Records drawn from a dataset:
• • •

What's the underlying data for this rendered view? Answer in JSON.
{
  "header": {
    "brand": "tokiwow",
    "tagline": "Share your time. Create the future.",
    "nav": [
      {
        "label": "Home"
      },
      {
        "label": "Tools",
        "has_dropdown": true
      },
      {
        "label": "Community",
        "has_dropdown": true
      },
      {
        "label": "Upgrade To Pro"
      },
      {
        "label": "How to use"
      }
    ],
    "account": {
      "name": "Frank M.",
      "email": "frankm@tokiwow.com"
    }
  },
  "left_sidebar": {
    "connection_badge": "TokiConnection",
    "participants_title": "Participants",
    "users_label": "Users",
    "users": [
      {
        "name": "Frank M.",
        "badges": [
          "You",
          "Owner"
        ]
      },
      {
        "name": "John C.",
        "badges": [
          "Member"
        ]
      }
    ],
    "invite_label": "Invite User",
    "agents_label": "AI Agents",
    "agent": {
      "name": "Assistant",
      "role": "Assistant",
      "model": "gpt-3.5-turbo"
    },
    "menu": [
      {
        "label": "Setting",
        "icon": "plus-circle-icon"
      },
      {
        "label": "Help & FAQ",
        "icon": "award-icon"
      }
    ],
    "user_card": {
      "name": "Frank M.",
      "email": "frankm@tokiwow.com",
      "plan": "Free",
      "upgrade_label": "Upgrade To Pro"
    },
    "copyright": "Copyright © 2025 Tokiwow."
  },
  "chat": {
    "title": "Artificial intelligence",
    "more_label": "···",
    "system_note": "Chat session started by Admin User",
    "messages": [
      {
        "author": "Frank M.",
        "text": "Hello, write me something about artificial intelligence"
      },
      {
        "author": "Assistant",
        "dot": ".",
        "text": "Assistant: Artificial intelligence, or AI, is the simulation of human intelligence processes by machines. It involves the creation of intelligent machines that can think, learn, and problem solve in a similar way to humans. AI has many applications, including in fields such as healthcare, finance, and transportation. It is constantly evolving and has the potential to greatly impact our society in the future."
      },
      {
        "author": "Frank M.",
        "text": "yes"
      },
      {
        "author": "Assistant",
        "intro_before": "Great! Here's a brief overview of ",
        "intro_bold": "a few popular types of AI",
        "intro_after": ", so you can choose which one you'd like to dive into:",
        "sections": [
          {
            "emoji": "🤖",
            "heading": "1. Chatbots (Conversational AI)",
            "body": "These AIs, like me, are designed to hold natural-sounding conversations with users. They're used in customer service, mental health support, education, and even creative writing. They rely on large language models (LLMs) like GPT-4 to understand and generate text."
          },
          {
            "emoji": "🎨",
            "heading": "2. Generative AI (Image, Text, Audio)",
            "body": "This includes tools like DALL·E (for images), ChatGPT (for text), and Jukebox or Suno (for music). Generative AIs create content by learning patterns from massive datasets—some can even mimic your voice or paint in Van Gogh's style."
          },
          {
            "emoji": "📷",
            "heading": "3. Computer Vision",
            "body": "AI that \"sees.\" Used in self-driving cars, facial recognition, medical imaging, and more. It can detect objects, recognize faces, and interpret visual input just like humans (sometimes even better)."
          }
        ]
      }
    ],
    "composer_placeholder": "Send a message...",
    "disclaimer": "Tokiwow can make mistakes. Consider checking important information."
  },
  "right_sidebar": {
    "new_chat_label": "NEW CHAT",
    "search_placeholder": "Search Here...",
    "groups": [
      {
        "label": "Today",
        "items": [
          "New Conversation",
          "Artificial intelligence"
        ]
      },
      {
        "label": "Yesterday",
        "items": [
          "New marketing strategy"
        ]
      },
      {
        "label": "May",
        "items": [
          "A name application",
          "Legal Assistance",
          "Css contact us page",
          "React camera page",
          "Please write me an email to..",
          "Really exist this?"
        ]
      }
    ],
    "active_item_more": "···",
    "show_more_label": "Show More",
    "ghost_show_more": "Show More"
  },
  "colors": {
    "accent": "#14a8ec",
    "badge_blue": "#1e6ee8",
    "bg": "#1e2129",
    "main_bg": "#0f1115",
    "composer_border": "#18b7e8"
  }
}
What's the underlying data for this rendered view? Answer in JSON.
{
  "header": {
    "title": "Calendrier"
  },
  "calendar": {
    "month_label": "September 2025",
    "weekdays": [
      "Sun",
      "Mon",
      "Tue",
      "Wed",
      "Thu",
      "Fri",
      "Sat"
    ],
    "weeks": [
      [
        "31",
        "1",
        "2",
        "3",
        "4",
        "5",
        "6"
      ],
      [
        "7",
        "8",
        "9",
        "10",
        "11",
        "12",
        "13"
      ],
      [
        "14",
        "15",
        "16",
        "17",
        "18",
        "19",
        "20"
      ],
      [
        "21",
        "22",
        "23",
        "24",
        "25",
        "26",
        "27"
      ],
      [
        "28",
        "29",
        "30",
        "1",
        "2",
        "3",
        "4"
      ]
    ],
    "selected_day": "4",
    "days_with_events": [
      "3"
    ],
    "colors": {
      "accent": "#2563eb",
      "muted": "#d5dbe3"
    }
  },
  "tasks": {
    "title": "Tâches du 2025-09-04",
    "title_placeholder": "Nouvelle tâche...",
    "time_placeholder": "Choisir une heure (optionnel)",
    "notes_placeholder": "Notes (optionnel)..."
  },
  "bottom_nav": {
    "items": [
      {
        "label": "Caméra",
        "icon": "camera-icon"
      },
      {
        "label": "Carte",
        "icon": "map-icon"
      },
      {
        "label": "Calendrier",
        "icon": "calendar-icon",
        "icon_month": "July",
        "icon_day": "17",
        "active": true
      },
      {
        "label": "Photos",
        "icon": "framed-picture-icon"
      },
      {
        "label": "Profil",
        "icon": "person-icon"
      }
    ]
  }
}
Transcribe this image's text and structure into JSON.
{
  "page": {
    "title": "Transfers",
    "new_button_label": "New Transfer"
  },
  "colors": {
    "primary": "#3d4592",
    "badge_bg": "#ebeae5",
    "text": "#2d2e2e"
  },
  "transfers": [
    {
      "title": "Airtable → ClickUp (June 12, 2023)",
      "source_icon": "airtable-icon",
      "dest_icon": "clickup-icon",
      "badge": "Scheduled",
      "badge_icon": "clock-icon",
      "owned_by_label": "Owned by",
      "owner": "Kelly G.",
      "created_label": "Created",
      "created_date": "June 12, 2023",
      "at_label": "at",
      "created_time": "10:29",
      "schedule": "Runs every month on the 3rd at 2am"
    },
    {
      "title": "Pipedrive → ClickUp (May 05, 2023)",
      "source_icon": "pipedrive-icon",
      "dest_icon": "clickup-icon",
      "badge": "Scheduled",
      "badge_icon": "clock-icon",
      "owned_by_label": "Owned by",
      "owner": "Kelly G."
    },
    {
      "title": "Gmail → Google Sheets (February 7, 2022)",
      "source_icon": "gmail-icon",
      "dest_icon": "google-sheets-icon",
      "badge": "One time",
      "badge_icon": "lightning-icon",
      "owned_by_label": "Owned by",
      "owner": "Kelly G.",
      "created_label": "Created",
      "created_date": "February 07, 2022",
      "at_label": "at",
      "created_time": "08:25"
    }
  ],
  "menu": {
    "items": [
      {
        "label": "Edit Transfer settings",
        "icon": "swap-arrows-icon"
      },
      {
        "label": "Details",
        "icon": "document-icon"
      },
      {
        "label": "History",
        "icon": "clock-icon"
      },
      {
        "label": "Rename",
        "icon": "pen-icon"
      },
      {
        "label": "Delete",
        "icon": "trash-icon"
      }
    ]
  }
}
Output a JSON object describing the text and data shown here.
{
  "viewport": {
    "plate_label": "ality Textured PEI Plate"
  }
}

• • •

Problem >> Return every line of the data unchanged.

Exercise response >>
What's the underlying data for this rendered view? Answer in JSON.
{
  "header": {
    "brand": "tokiwow",
    "tagline": "Share your time. Create the future.",
    "nav": [
      {
        "label": "Home"
      },
      {
        "label": "Tools",
        "has_dropdown": true
      },
      {
        "label": "Community",
        "has_dropdown": true
      },
      {
        "label": "Upgrade To Pro"
      },
      {
        "label": "How to use"
      }
    ],
    "account": {
      "name": "Frank M.",
      "email": "frankm@tokiwow.com"
    }
  },
  "left_sidebar": {
    "connection_badge": "TokiConnection",
    "participants_title": "Participants",
    "users_label": "Users",
    "users": [
      {
        "name": "Frank M.",
        "badges": [
          "You",
          "Owner"
        ]
      },
      {
        "name": "John C.",
        "badges": [
          "Member"
        ]
      }
    ],
    "invite_label": "Invite User",
    "agents_label": "AI Agents",
    "agent": {
      "name": "Assistant",
      "role": "Assistant",
      "model": "gpt-3.5-turbo"
    },
    "menu": [
      {
        "label": "Setting",
        "icon": "plus-circle-icon"
      },
      {
        "label": "Help & FAQ",
        "icon": "award-icon"
      }
    ],
    "user_card": {
      "name": "Frank M.",
      "email": "frankm@tokiwow.com",
      "plan": "Free",
      "upgrade_label": "Upgrade To Pro"
    },
    "copyright": "Copyright © 2025 Tokiwow."
  },
  "chat": {
    "title": "Artificial intelligence",
    "more_label": "···",
    "system_note": "Chat session started by Admin User",
    "messages": [
      {
        "author": "Frank M.",
        "text": "Hello, write me something about artificial intelligence"
      },
      {
        "author": "Assistant",
        "dot": ".",
        "text": "Assistant: Artificial intelligence, or AI, is the simulation of human intelligence processes by machines. It involves the creation of intelligent machines that can think, learn, and problem solve in a similar way to humans. AI has many applications, including in fields such as healthcare, finance, and transportation. It is constantly evolving and has the potential to greatly impact our society in the future."
      },
      {
        "author": "Frank M.",
        "text": "yes"
      },
      {
        "author": "Assistant",
        "intro_before": "Great! Here's a brief overview of ",
        "intro_bold": "a few popular types of AI",
        "intro_after": ", so you can choose which one you'd like to dive into:",
        "sections": [
          {
            "emoji": "🤖",
            "heading": "1. Chatbots (Conversational AI)",
            "body": "These AIs, like me, are designed to hold natural-sounding conversations with users. They're used in customer service, mental health support, education, and even creative writing. They rely on large language models (LLMs) like GPT-4 to understand and generate text."
          },
          {
            "emoji": "🎨",
            "heading": "2. Generative AI (Image, Text, Audio)",
            "body": "This includes tools like DALL·E (for images), ChatGPT (for text), and Jukebox or Suno (for music). Generative AIs create content by learning patterns from massive datasets—some can even mimic your voice or paint in Van Gogh's style."
          },
          {
            "emoji": "📷",
            "heading": "3. Computer Vision",
            "body": "AI that \"sees.\" Used in self-driving cars, facial recognition, medical imaging, and more. It can detect objects, recognize faces, and interpret visual input just like humans (sometimes even better)."
          }
        ]
      }
    ],
    "composer_placeholder": "Send a message...",
    "disclaimer": "Tokiwow can make mistakes. Consider checking important information."
  },
  "right_sidebar": {
    "new_chat_label": "NEW CHAT",
    "search_placeholder": "Search Here...",
    "groups": [
      {
        "label": "Today",
        "items": [
          "New Conversation",
          "Artificial intelligence"
        ]
      },
      {
        "label": "Yesterday",
        "items": [
          "New marketing strategy"
        ]
      },
      {
        "label": "May",
        "items": [
          "A name application",
          "Legal Assistance",
          "Css contact us page",
          "React camera page",
          "Please write me an email to..",
          "Really exist this?"
        ]
      }
    ],
    "active_item_more": "···",
    "show_more_label": "Show More",
    "ghost_show_more": "Show More"
  },
  "colors": {
    "accent": "#14a8ec",
    "badge_blue": "#1e6ee8",
    "bg": "#1e2129",
    "main_bg": "#0f1115",
    "composer_border": "#18b7e8"
  }
}
What's the underlying data for this rendered view? Answer in JSON.
{
  "header": {
    "title": "Calendrier"
  },
  "calendar": {
    "month_label": "September 2025",
    "weekdays": [
      "Sun",
      "Mon",
      "Tue",
      "Wed",
      "Thu",
      "Fri",
      "Sat"
    ],
    "weeks": [
      [
        "31",
        "1",
        "2",
        "3",
        "4",
        "5",
        "6"
      ],
      [
        "7",
        "8",
        "9",
        "10",
        "11",
        "12",
        "13"
      ],
      [
        "14",
        "15",
        "16",
        "17",
        "18",
        "19",
        "20"
      ],
      [
        "21",
        "22",
        "23",
        "24",
        "25",
        "26",
        "27"
      ],
      [
        "28",
        "29",
        "30",
        "1",
        "2",
        "3",
        "4"
      ]
    ],
    "selected_day": "4",
    "days_with_events": [
      "3"
    ],
    "colors": {
      "accent": "#2563eb",
      "muted": "#d5dbe3"
    }
  },
  "tasks": {
    "title": "Tâches du 2025-09-04",
    "title_placeholder": "Nouvelle tâche...",
    "time_placeholder": "Choisir une heure (optionnel)",
    "notes_placeholder": "Notes (optionnel)..."
  },
  "bottom_nav": {
    "items": [
      {
        "label": "Caméra",
        "icon": "camera-icon"
      },
      {
        "label": "Carte",
        "icon": "map-icon"
      },
      {
        "label": "Calendrier",
        "icon": "calendar-icon",
        "icon_month": "July",
        "icon_day": "17",
        "active": true
      },
      {
        "label": "Photos",
        "icon": "framed-picture-icon"
      },
      {
        "label": "Profil",
        "icon": "person-icon"
      }
    ]
  }
}
Transcribe this image's text and structure into JSON.
{
  "page": {
    "title": "Transfers",
    "new_button_label": "New Transfer"
  },
  "colors": {
    "primary": "#3d4592",
    "badge_bg": "#ebeae5",
    "text": "#2d2e2e"
  },
  "transfers": [
    {
      "title": "Airtable → ClickUp (June 12, 2023)",
      "source_icon": "airtable-icon",
      "dest_icon": "clickup-icon",
      "badge": "Scheduled",
      "badge_icon": "clock-icon",
      "owned_by_label": "Owned by",
      "owner": "Kelly G.",
      "created_label": "Created",
      "created_date": "June 12, 2023",
      "at_label": "at",
      "created_time": "10:29",
      "schedule": "Runs every month on the 3rd at 2am"
    },
    {
      "title": "Pipedrive → ClickUp (May 05, 2023)",
      "source_icon": "pipedrive-icon",
      "dest_icon": "clickup-icon",
      "badge": "Scheduled",
      "badge_icon": "clock-icon",
      "owned_by_label": "Owned by",
      "owner": "Kelly G."
    },
    {
      "title": "Gmail → Google Sheets (February 7, 2022)",
      "source_icon": "gmail-icon",
      "dest_icon": "google-sheets-icon",
      "badge": "One time",
      "badge_icon": "lightning-icon",
      "owned_by_label": "Owned by",
      "owner": "Kelly G.",
      "created_label": "Created",
      "created_date": "February 07, 2022",
      "at_label": "at",
      "created_time": "08:25"
    }
  ],
  "menu": {
    "items": [
      {
        "label": "Edit Transfer settings",
        "icon": "swap-arrows-icon"
      },
      {
        "label": "Details",
        "icon": "document-icon"
      },
      {
        "label": "History",
        "icon": "clock-icon"
      },
      {
        "label": "Rename",
        "icon": "pen-icon"
      },
      {
        "label": "Delete",
        "icon": "trash-icon"
      }
    ]
  }
}
Output a JSON object describing the text and data shown here.
{
  "viewport": {
    "plate_label": "ality Textured PEI Plate"
  }
}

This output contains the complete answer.